------ PROVIDED ENTRIES ------

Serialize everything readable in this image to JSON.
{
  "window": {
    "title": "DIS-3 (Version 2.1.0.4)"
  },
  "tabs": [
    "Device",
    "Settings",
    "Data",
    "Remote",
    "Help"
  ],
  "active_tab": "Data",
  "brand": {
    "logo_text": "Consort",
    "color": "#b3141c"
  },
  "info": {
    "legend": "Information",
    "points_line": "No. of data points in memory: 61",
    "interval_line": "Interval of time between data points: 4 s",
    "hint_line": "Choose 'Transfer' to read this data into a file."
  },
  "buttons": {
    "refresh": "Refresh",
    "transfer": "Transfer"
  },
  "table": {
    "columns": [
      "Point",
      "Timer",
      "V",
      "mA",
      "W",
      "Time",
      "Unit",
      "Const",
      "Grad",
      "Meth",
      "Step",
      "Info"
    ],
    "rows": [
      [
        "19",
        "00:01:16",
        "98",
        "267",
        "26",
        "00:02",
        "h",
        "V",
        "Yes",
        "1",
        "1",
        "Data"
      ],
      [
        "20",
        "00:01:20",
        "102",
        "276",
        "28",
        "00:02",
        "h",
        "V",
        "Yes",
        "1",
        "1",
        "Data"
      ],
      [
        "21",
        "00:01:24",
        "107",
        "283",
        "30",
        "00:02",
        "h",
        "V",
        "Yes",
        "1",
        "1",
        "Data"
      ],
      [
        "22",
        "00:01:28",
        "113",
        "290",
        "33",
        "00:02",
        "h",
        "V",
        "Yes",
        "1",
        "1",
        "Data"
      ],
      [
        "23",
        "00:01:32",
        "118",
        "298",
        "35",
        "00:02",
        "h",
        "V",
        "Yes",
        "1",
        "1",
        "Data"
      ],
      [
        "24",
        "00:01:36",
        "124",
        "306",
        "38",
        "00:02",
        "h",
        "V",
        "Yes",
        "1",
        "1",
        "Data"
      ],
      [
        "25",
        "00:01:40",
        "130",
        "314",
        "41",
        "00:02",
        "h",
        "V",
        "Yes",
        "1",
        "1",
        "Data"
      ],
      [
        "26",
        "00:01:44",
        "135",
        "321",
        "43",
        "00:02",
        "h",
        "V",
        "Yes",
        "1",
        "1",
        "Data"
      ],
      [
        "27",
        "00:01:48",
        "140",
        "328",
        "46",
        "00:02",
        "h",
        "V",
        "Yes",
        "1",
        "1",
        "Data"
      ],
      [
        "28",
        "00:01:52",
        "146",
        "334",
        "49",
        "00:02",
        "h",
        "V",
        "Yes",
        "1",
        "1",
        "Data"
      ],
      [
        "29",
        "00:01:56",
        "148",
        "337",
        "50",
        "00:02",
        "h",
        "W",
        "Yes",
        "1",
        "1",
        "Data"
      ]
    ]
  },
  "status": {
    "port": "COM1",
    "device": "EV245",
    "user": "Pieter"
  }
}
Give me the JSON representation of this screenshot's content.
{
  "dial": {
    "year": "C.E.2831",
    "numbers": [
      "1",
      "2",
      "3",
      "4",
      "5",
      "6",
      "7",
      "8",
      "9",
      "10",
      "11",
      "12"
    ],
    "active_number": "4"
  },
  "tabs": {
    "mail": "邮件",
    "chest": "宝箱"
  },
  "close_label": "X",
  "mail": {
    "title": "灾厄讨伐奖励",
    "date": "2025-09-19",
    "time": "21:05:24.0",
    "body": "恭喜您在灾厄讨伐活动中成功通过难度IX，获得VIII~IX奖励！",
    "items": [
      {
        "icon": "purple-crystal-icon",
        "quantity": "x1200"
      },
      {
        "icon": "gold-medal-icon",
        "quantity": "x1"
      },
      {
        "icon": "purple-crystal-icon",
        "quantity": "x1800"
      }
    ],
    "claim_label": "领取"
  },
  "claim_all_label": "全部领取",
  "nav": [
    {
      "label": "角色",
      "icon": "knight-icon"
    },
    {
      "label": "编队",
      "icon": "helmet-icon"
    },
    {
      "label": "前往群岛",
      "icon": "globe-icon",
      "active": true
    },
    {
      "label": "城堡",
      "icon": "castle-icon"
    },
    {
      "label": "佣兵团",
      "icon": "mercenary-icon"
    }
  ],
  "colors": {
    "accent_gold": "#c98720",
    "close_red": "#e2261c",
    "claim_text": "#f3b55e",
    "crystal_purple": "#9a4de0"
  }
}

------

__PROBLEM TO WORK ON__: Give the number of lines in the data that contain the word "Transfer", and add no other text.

__OUTPUT OF THE TASK__: 2